Wednesday, September 15 @ 5:15 – 6:15pm
Online at Zoom:

A painter and drawer whose work has hovered in the rich nebulae between abstraction and figuration, Molly Zuckerman-Hartung also works in three-dimensions—indeed, her paintings and drawings often feature relief or sculptural elements. Quilting has re-emerged as a key factor in her work, draping textiles hang on a wall or sit on a plinth alongside stretched canvases, themselves often containing sewn elements with swatches of painting collaged together into new geometries that challenge rectangularity, the elements of which create unexpected continuities between their disparate parts. Among the 3-D works are a series of folded paper pieces, highly hybridized concatenations built around a basic accordion structure (something that dates back nearly 15 years in her work), forcing their alternating planes off the wall and out into the space, like a dollhouse scrim, privacy screen, or theater backdrop. “The folding has always been about the book,” says the artist. “About the gap, the enjambment, what’s missing or lost. What closes and opens. What hides.” Delicate and fragile—thin-skinned one might say—the folded paper pieces express an appreciation for the ephemeral, a love of the temporary, the makeshift. These are closely related to floor-standing and plinth sculptures that are even more like stages; scale model setups, some with miniature artworks hanging within them, these continue Zuckerman-Hartung’s longstanding interrogation of the presentational context for painting. Three smaller folded paper works, for instance, are mounted on a large unprimed canvas, gridded in pencil. Having been brought together, they form a constellation, a new singularity gently brought into existence out of diverse uniquenesses.
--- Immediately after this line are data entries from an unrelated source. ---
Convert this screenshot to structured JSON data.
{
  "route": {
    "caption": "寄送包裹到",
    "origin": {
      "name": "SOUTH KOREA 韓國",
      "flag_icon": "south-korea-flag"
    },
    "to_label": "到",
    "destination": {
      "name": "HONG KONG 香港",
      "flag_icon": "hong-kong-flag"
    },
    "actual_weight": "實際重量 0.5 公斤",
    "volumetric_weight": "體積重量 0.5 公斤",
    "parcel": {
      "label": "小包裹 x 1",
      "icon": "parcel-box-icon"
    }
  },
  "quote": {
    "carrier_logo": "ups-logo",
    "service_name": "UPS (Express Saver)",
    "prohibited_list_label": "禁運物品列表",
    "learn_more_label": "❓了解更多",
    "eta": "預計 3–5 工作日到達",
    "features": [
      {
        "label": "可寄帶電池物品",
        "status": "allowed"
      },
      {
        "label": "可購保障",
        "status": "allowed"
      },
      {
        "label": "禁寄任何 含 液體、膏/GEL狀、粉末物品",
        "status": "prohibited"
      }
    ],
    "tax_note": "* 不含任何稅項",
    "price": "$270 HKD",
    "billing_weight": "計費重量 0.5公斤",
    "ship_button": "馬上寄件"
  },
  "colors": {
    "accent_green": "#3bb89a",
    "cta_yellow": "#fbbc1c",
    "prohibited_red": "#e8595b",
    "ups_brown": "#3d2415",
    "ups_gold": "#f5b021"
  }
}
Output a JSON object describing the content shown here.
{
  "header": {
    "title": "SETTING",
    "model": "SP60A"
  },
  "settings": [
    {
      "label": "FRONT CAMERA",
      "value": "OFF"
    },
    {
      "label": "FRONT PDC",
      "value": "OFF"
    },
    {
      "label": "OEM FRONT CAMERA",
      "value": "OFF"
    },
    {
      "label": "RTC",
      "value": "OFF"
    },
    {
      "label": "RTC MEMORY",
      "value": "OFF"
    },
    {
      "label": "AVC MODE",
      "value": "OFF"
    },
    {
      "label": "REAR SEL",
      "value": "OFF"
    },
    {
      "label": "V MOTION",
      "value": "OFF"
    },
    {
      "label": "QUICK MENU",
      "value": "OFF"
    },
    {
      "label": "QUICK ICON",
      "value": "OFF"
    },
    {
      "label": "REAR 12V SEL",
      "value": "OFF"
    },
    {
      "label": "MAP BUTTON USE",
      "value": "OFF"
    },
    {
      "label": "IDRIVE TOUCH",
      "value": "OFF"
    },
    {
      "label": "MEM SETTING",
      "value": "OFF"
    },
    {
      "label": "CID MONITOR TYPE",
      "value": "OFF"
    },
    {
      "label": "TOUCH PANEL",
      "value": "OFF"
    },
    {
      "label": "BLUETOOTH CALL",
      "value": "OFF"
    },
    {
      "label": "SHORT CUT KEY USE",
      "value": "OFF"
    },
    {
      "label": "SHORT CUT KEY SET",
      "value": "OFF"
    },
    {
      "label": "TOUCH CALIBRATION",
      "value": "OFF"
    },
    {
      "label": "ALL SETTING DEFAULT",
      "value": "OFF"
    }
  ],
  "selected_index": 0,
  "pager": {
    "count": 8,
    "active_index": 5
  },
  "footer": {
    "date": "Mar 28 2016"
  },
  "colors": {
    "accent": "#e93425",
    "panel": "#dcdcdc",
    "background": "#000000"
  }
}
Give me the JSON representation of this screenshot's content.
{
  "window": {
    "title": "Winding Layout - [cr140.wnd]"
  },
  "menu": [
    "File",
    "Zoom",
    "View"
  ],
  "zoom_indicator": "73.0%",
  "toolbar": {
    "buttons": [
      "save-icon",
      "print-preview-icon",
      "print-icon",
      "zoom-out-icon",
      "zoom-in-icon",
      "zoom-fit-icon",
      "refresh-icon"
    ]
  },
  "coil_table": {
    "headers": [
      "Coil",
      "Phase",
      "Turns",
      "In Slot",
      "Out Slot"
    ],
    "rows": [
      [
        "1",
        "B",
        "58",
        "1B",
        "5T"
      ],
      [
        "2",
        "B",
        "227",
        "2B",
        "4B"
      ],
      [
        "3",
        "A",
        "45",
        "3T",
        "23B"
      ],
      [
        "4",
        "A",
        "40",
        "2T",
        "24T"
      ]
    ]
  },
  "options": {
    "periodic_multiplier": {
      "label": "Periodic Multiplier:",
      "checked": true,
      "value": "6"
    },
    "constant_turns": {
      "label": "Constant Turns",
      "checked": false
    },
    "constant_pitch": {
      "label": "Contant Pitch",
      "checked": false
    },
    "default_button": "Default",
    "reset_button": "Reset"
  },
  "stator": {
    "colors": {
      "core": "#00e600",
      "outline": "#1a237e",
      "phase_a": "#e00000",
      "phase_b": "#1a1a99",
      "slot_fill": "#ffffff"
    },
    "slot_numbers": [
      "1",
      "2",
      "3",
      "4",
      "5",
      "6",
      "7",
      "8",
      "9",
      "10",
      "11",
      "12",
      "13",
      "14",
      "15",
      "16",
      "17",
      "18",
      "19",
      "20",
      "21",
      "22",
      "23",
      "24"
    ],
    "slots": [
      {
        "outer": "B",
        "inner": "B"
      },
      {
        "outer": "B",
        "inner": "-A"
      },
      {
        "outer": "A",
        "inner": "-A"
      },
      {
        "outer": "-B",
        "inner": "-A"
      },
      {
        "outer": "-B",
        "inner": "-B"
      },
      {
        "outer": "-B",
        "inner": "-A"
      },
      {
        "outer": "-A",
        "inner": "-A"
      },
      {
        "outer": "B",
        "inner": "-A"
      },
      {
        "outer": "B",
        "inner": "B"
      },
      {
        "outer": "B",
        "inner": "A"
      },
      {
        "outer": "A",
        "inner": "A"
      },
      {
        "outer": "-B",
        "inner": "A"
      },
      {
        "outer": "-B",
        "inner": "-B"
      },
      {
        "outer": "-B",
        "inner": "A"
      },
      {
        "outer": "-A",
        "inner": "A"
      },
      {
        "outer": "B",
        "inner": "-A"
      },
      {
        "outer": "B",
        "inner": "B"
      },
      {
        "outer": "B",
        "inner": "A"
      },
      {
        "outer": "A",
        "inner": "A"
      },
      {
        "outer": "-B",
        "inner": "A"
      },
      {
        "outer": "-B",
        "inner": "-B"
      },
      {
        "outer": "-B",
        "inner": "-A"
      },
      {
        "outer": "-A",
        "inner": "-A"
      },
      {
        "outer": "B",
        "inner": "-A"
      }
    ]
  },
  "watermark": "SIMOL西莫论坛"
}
Zuckerman-Hartung has participated in numerous solo and group exhibitions over the years. Recent exhibitions include Flim-Flam at Corbett vs. Dempsey; Whitney Biennial 2014 (New York, NY); Painter, Painter at the Walker Art Center, (Minneapolis, MN); The Program at ReMap4 (Athens, Greece); Michelle Grabner: I Work From Home at MOCA Cleveland (Cleveland, OH); Shakti at Brand New Gallery (Milan, Italy); and a solo exhibition, Chlorophyll Bluess at Diana Lowenstein (Miami, FL). Zuckerman-Hartung is the recipient of numerous awards and fellowships, including the Louis Comfort Tiffany Award; a full scholarship to attend the Ox-Bow Fall Session Residency in Saugatuck, Michigan; and named an Artist-in-Residence at Cannonball in Miami, Florida and at the Rauschenberg Residency in Captiva Island, Florida. Her work is in the collections of the Aspen Museum of Art, Aspen, Colorado; DePaul University Art Museum, Chicago, Illinois; the Museum of Contemporary Art Chicago, Chicago, Illinois; the Booth School of Business at the University of Chicago, Chicago, Illinois; and The Walker Art Center, Minneapolis, Minnesota.

The artist earned a BA from The Evergreen State College and an MFA from the School of the Art Institute of Chicago. In 2015, Zuckerman-Hartung was appointed a Critic in Painting and Printmaking at Yale University where she remains today. Zuckerman-Hartung lives and works in Norfolk, Connecticut.